It's a complete distortion of God's model for what the family should be, wrongly given as a testimony before the entire church congregation.

Paul Burleson said...

Rational Neophyte,

I believe men..."who crave ecclesiastical power will bend and distort the word with a passion, and if you torture the Scripture enough you can make it confess anything."... will accomplish all this as well.

Also, I'm curious as to the passage that says a woman is to.."pattern the example of showing her husband as the spiritual leader of the home."

You and I may slightly disagree about..."what the family should be." I do think if there is any command about being an example it is this...The Apostle Peter wrote: “You husbands in the same way, live with your wives in an understanding way, as with someone weaker, since she is a woman; and show her honor as a fellow heir of the grace of life, so that your prayers will not be hindered.”

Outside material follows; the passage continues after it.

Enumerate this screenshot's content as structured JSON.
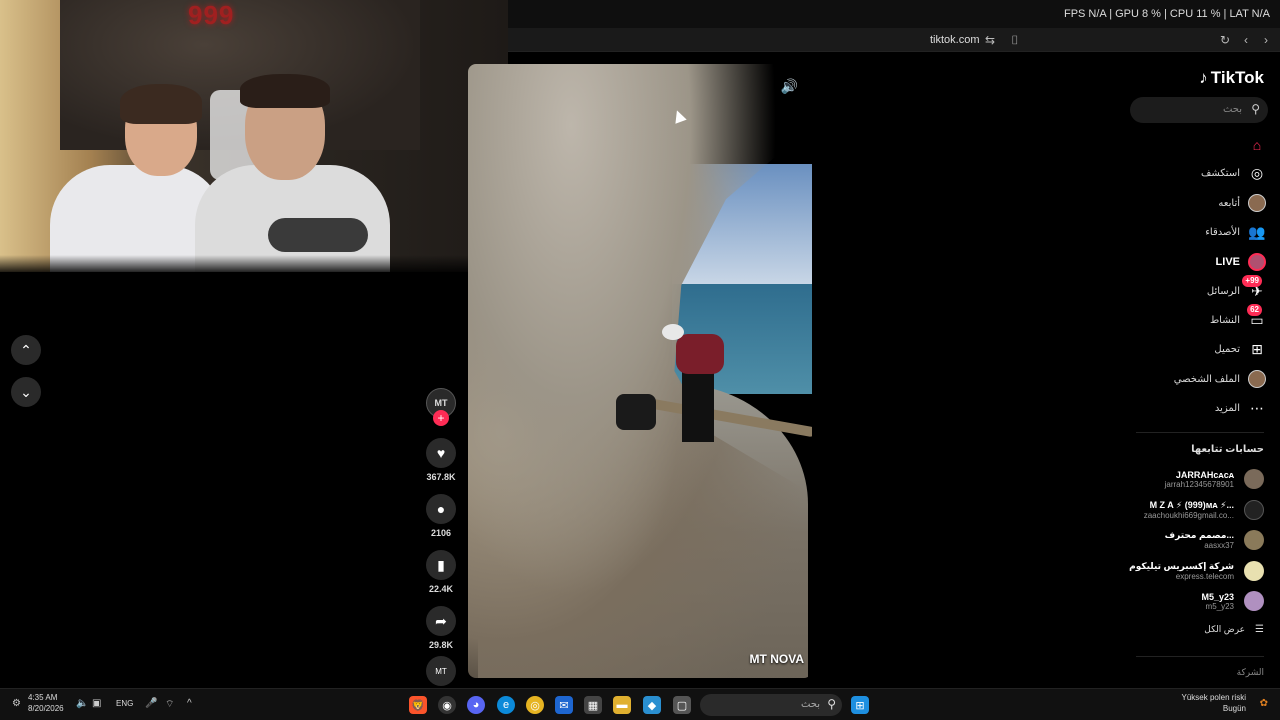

And a familiar verse that could go along with that one is in Ephesians 5: “Husbands, love your wives, just as Christ also loved the church and gave Himself up for her,...." This is certainly done when we see Jesus as the one who elevates her by setting her apart as very special. [Sanctify] I think a husband ought to model that as clearly commanded.

But I appreciate your willingness to comment on what you believe you see the scripture saying. Thanks.

Victorious said...


There's not one verse in scripture where husbands are commanded to have authority over their wives or to be leaders in the home.

The only scripture that mentions a husband's authority is in the area of sexual relations, and the wife has the same authority over the husband's body.

You're reading something into scripture that simply isn't there.

Kristen said...


How does a husband who insists that his wife be a keeper at home, etc. (and generally reads every passage directed to women as restrictively as possible) follow Paul's injunction that he act as Christ Jesus acted when He laid down His power and position to give Himself for the church, in order to raise her up to be glorious? Holding women down and raising them up are opposites. Which one did Jesus do? Which one is the example Paul told men to follow?

Victorious said...

1Tim 5:14 Therefore, I want younger widows to get married, bear children, keep house, and give the enemy no occasion for reproach


Thayer Definition:
1) to be master (or head) of a house
2) to rule a household, manage family affairs


Paul Burleson said...

Victorious, Kristen,

Well said, both of you.

You both are living proof that the Word of God is taught masterfully by people anointed of the Spirit, regardless of gender.

What a tragedy that some, out of holding to culture instead of scripture alone, will not benefit. Many of us do.

Keep it up!

Aussie John said...


You took the words from my mouth (my fingers).

What more can a man say with sisters like that who know what they are talking about?

Paul Burleson said...

Aussie J,

I'm disappointed I took ANY words from your mouth. [fingers] I like the way your fingers say things. ;)

Anonymous said...

"It sounds like the KJV had an agenda and it wasn't textually accurate in translation at this point"

If this is true, how many other "agenda errors" are there with KJV?

Paul Burleson said...



One example..

"The words "have used the office of a deacon" are a paraphrase of one Greek word (diakoneo), which simply means, to serve. It is only translated "have used the office of a deacon" in first Timothy 3:13."

"Throughout the rest of the N T, "Diakoneo" NEVER implies office or rule, but the service of a slave to his master. The words "have used the office of a deacon" were clearly an attempt by the translators to redefine what was once descriptive of the loving service of a slave and make it a hierarchical office."

W.E. Vine explains,

"The R.V. rightly omits "office" [Because it isn't in the text] and translates the verb "diakoneo" to serve."

"Other scriptures in the New Testament will give us a better understanding of its true meaning. Here are a couple of examples."

Matthew 8:15: "And he touched her hand, and the fever left her: and she arose, and ministered (diakoneo) unto them."

Matthew 20:28: "Even as the Son of man came not to be ministered (diakoneo) unto, but to minister (diakoneo), and to give his life a ransom for many."

I have a list of several examples.